Theme
4:30pm July 29, 2014
Anonymous asked: I know everybody has different opinions, but on average, would you say most basques support independence? Or not,?

Facts:
- Nowadays, almost 2/3 of the Basque MPs belong to nationalistic parties.
- This same year, Gure Esku Dago gathered thousands of people to connect Durango and Iruñea (123km / 76.4 miles apart) willing to have a right to decide whether Euskadi should be independent or not.
- If a referendum was held, “Yes” to independence would triumph in Bizkaia & Gipuzkoa, according to THIS (and that comes from a conservative Spanish newspaper, so… take it all with a pinch of salt).

Opinion:
- As you say, everybody has their opinion, but we consider there’s a general feeling that Spain is weighing Euskadi down - the two economies have two completely different paces, and that’s also a fact - and that Madrid is extremely selfish.
Just an example, we should have control over our ports and airports, but, as they’re ones of the most profitable of Spain, Madrid won’t give them to us, even though the agreement was signed in 1979 and Euskadi is claiming them ever since.
So, yes, we think many people want Euskadi (and Euskal Herria, but that’s even harder) to be independent, but, above all, a very high percentage of people want to have the chance to decide.

8:58am July 29, 2014
Let’s go with a legend, ok?
Saint Virila, who was born around 870 in Aragón, was the abbot of the Monastery of Leyre, in Nafarroa. He was said to be a very tranquil man who enjoyed nature. One day of spring, abbot Virila decided to take a walk in the woods near the monastery, while pondering the joy of eternity. 
Suddenly, a singing nightingale distracted him. When the bird flew away, Virila followed it to a crystal spring where he fell asleep. When the abbot awoke, he found his way back to the monastery after what he thought it was a long search.
When he distinguished the monastery, Virila was shocked to see that the size of the church and other parts was bigger than that same afternoon. When he entered, he couldn’t recognize or identify any of the monks who now occupied Leyre, as well as no monk there knew him.
So they decided to look his name up in the archive of the monastery and discovered that he was in fact abbot Virila, who disappeared in the woods 300 years before. 
And there are two different endings for this lovely story, so choose your favourite ^_~:
- In that very moment, the nightingale, sent by God, came to Leyre with a ring in its beak, placed it on Saint Virila’s finger and he became abbot again.- In that very moment, Virila understood the true meaning of divine eternity: that the little time a person spends listening to a singing bird, can be centuries for another. Soon after, surrounded by his new brothers, the abbot died of old age.
You can visit Saint Virila’s tomb in the Monastery of Leyre, of course.

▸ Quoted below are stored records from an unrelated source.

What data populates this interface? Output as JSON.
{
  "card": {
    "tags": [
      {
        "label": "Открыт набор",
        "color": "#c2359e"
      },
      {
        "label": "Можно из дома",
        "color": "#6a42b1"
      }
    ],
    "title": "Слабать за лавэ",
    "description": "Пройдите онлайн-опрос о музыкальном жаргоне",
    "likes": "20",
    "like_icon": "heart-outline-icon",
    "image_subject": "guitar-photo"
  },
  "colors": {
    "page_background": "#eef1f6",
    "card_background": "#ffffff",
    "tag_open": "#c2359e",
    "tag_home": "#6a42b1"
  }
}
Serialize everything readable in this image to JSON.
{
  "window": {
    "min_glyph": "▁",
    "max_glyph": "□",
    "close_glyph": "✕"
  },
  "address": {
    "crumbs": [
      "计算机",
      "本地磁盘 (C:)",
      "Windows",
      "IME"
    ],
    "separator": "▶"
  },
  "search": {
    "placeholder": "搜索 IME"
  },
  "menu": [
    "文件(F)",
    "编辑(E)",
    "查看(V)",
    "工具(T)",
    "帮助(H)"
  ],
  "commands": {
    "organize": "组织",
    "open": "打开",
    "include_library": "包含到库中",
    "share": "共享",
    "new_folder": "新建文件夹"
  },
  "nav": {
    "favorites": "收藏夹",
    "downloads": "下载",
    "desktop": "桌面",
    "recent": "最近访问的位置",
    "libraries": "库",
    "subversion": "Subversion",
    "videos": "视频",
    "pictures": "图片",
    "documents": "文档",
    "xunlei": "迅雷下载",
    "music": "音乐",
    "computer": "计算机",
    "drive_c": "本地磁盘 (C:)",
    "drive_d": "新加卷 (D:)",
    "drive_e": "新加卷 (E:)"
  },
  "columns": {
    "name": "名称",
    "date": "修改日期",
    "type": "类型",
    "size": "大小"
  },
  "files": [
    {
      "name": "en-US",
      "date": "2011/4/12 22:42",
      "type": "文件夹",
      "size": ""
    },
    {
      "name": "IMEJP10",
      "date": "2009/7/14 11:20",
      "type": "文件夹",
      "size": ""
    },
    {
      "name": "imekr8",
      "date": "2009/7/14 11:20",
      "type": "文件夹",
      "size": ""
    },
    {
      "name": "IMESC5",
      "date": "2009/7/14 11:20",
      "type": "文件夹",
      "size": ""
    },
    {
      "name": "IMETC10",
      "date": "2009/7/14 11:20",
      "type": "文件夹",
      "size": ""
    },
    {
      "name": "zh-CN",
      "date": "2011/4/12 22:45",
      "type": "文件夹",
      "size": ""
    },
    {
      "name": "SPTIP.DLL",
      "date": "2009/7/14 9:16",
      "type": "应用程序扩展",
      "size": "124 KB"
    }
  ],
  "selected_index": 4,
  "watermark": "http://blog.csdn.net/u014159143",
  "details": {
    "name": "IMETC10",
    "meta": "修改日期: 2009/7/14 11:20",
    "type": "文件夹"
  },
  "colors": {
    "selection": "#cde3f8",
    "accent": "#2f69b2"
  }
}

Let’s go with a legend, ok?

Saint Virila, who was born around 870 in Aragón, was the abbot of the Monastery of Leyre, in Nafarroa. He was said to be a very tranquil man who enjoyed nature. One day of spring, abbot Virila decided to take a walk in the woods near the monastery, while pondering the joy of eternity.

Suddenly, a singing nightingale distracted him. When the bird flew away, Virila followed it to a crystal spring where he fell asleep. When the abbot awoke, he found his way back to the monastery after what he thought it was a long search.

When he distinguished the monastery, Virila was shocked to see that the size of the church and other parts was bigger than that same afternoon. When he entered, he couldn’t recognize or identify any of the monks who now occupied Leyre, as well as no monk there knew him.

So they decided to look his name up in the archive of the monastery and discovered that he was in fact abbot Virila, who disappeared in the woods 300 years before.

And there are two different endings for this lovely story, so choose your favourite ^_~:

- In that very moment, the nightingale, sent by God, came to Leyre with a ring in its beak, placed it on Saint Virila’s finger and he became abbot again.
- In that very moment, Virila understood the true meaning of divine eternity: that the little time a person spends listening to a singing bird, can be centuries for another. Soon after, surrounded by his new brothers, the abbot died of old age.

You can visit Saint Virila’s tomb in the Monastery of Leyre, of course.

3:19pm July 28, 2014
Anonymous asked: Hello girls! I have two questions. What are some popular dishes from Basque Country? And Is "tortilla española" from the Basque Country? Thank you :)

Kaixo!!

There are LOTS of popular dishes:
cod pil-pil style


Biscayan style cod


cod omelette


marmitako


squid in black ink


T-bone steak


lamb chops


black beans


porrusalda


intxaursaltsa


goxua


pantxineta


etc…

And about tortilla española… legend goes it comes from Nafarroa, but we can’t be 100% sure. Either way, the creator of Spanish omelette, whoever he/she was, is a GENIUS.